    1. They are simply bored

    2. (most common) They are lacking either one or more vitamins and/or minerals like Vitamin D or Calcium

    3. A high level of stress either from predators (including house pets) or flock members including the Rooster

    How to cure this problem:

    The reality is this behaviour is learned so it has to be stopped or the entire flock will join in. Commonly Rooster are the primary suspect in any egg-eating case. The truth is this is an easy problem to solve, with patience. Check to make sure that all your nests are at least two foot off the ground and still below the roost (about 8 inches lower). Make sure you have enough nests for the number of hens you have by using the ratio one nest to evry four hens (nest should be 12 by 12). Try to provide a good source of calcium each day (milk or cheese worked well) and add a fre-choice Oyster Shell to the coop. This will make the egg-shells harder to crack. Make sure that you gather eggs within an hour or so of laying for the guilty hens. (HINT: hens lay their eggs around the came time each day if you feed them at the same time each day) The longer the egg lays in the nest the more appealing it will look. If you use artifical lighting in the coop make sure it is far away from the nests, this will reduce stress. I use privat nests that are wooden boxes with a hole in front. Hens prefer privacy when laying and don't like dark spaces so they are less-likely to go back into the nest once they've layed an egg.
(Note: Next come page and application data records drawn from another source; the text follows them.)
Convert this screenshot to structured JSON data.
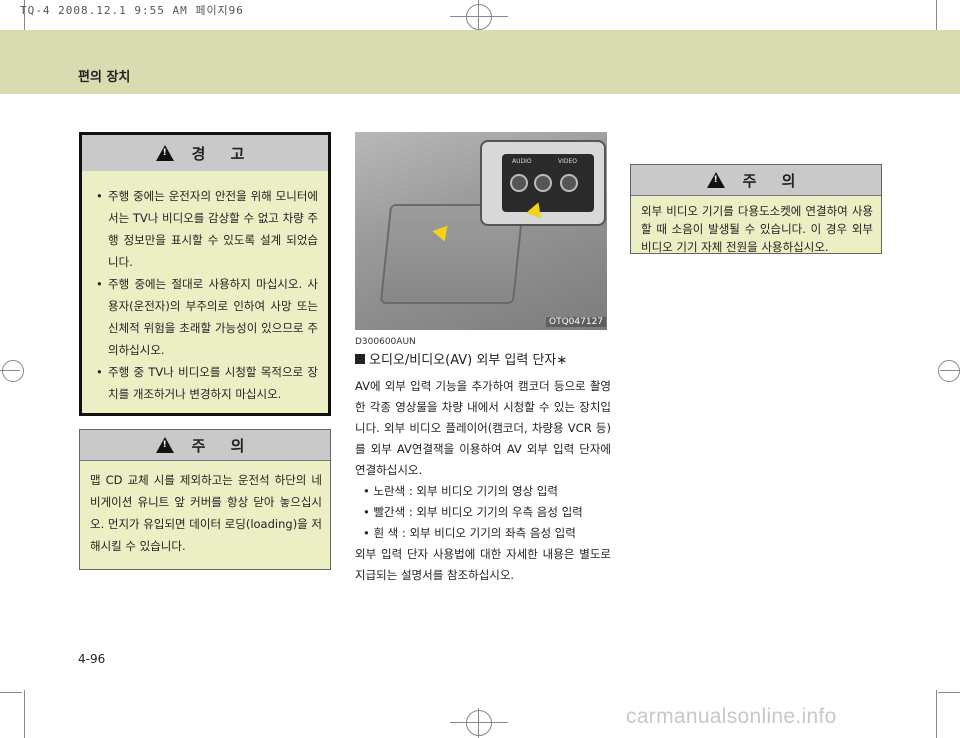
{
  "print_header": "TQ-4  2008.12.1 9:55 AM  페이지96",
  "section_header": "편의 장치",
  "warning": {
    "title": "경  고",
    "items": [
      "주행 중에는 운전자의 안전을 위해 모니터에서는 TV나 비디오를 감상할 수 없고 차량 주행 정보만을 표시할 수 있도록 설계 되었습니다.",
      "주행 중에는 절대로 사용하지 마십시오. 사용자(운전자)의 부주의로 인하여 사망 또는 신체적 위험을 초래할 가능성이 있으므로 주의하십시오.",
      "주행 중 TV나 비디오를 시청할 목적으로 장치를 개조하거나 변경하지 마십시오."
    ]
  },
  "caution1": {
    "title": "주  의",
    "text": "맵 CD 교체 시를 제외하고는 운전석 하단의 네비게이션 유니트 앞 커버를 항상 닫아 놓으십시오. 먼지가 유입되면 데이터 로딩(loading)을 저해시킬 수 있습니다."
  },
  "figure": {
    "code": "OTQ047127",
    "panel_labels": [
      "AUDIO",
      "VIDEO"
    ]
  },
  "section": {
    "code": "D300600AUN",
    "title": "오디오/비디오(AV) 외부 입력 단자∗",
    "paragraph1": "AV에 외부 입력 기능을 추가하여 캠코더 등으로 촬영한 각종 영상물을 차량 내에서 시청할 수 있는 장치입니다. 외부 비디오 플레이어(캠코더, 차량용 VCR 등)를 외부 AV연결잭을 이용하여 AV 외부 입력 단자에 연결하십시오.",
    "bullets": [
      "• 노란색 : 외부 비디오 기기의 영상 입력",
      "• 빨간색 : 외부 비디오 기기의 우측 음성 입력",
      "• 흰   색 : 외부 비디오 기기의 좌측 음성 입력"
    ],
    "paragraph2": "외부 입력 단자 사용법에 대한 자세한 내용은 별도로 지급되는 설명서를 참조하십시오."
  },
  "caution2": {
    "title": "주  의",
    "text": "외부 비디오 기기를 다용도소켓에 연결하여 사용할 때 소음이 발생될 수 있습니다. 이 경우 외부 비디오 기기 자체 전원을 사용하십시오."
  },
  "page_number": "4-96",
  "watermark": "carmanualsonline.info"
}
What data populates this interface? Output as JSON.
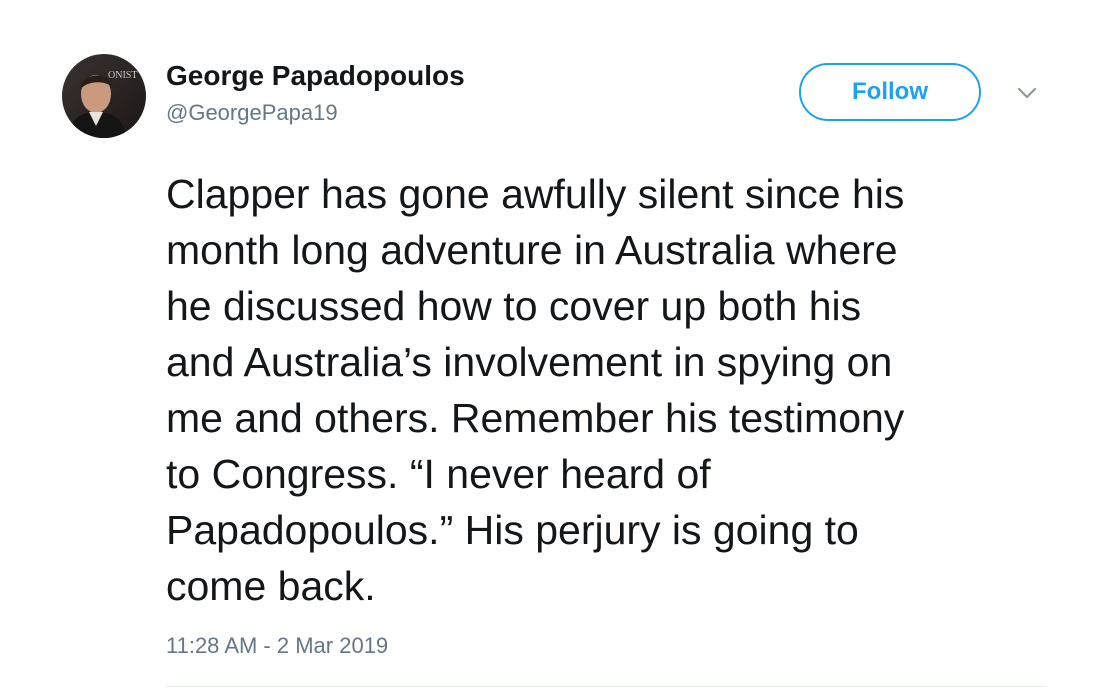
{
  "author": {
    "display_name": "George Papadopoulos",
    "handle": "@GeorgePapa19",
    "avatar_alt": "profile photo",
    "avatar_backdrop_text": "ONIST"
  },
  "actions": {
    "follow_label": "Follow",
    "more_icon": "chevron-down-icon"
  },
  "tweet": {
    "lines": [
      "Clapper has gone awfully silent since his",
      "month long adventure in Australia where",
      "he discussed how to cover up both his",
      "and Australia’s involvement in spying on",
      "me and others. Remember his testimony",
      "to Congress. “I never heard of",
      "Papadopoulos.” His perjury is going to",
      "come back."
    ],
    "timestamp": "11:28 AM - 2 Mar 2019"
  },
  "colors": {
    "accent": "#1da1f2",
    "text_primary": "#14171a",
    "text_secondary": "#657786",
    "divider": "#e6ecf0"
  }
}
    This last step is a tough one for all of us. I love my chickens but due to the fact that this is one behavious that they learn from eachother, If egg eating persists it may be time to eat that hen that just won't quit. Fried Chicken Anyone?

    Hope this helped your flock like it did mine. I managed to walk away from this with my entire flock still alive and not on the dinner table.

    Best of Luck friend!

    Timothy in KY

    NYREDS Crowing

    Jan 14, 2008
    On the rare occasion that I've had an egg eater I've been able to cure the problem almost immediately. The cure involves a block of wood & a hatchet. It's quick, effective & always works. A bonus of using this method is a pot of really good soup.
  4. Erica

    Erica Songster

    Dec 5, 2010
    Usually when hens egg-eat you see remains (wet patches and odd bits of shell). I wouldn't jump to this conclusion without evidence. If you're really uncertain you could roll a boiled egg (shell on) into the pen and see if the hens all try to peck it. If one bird in particular really gives the egg a good go then she may be an egg eater.

    However there's a lot that can happen to eggs once laid. Rats and other predators sometimes take eggs out of the nest; rats will sometimes roll them away. Snakes and other reptiles tend to swallow whole. Crows take them out of nests sometimes (I used to see crows flying across the property with white things in their beak... How strange, I thought... Then an egg dropped out of the sky one day and I figured it out).

    Alternatively your bantam may have been laying somewhere secret. [​IMG]


  5. vtgirls

    vtgirls Songster

    May 20, 2010
    I think I will try the hard boiled egg experiment tomorrow. Since I originally posted I have been letting both groups of chickens out together and the bantam is so happy to have access to her old coop I actually heard her purring on her way into the box to lay her egg today. Its going to be quite the world shaker when ALL of them move to the new coop and the old coop closes up. I am really hoping no one is eating eggs, two of these new hens are very pretty. Barnyard mixes but one is a muff faced, barely golden laced, nearly all black, sweetie with pitch black legs. The other really pretty girl of the bunch is a rumpless buff hen with some white specks at her neck. They both are great additions to the flock and it would just stink to have them up to no good!
  6. Komaki

    Komaki Chirping

    Feb 10, 2011
    Quote:Same here, it will not be tolerated at all!
  7. ttclan

    ttclan Chirping

    Oct 20, 2011
    Estes Park, Colorado
    How do you figure out which hen is eating eggs, short of sitting out there or videoing it - I haven't caught any of them, but am finding egg remains, yolk on other eggs and even a few peck holes in some. I'm losing, my guess is, at least 3-4 eggs a day right now, so is more than one eating them?

BackYard Chickens is proudly sponsored by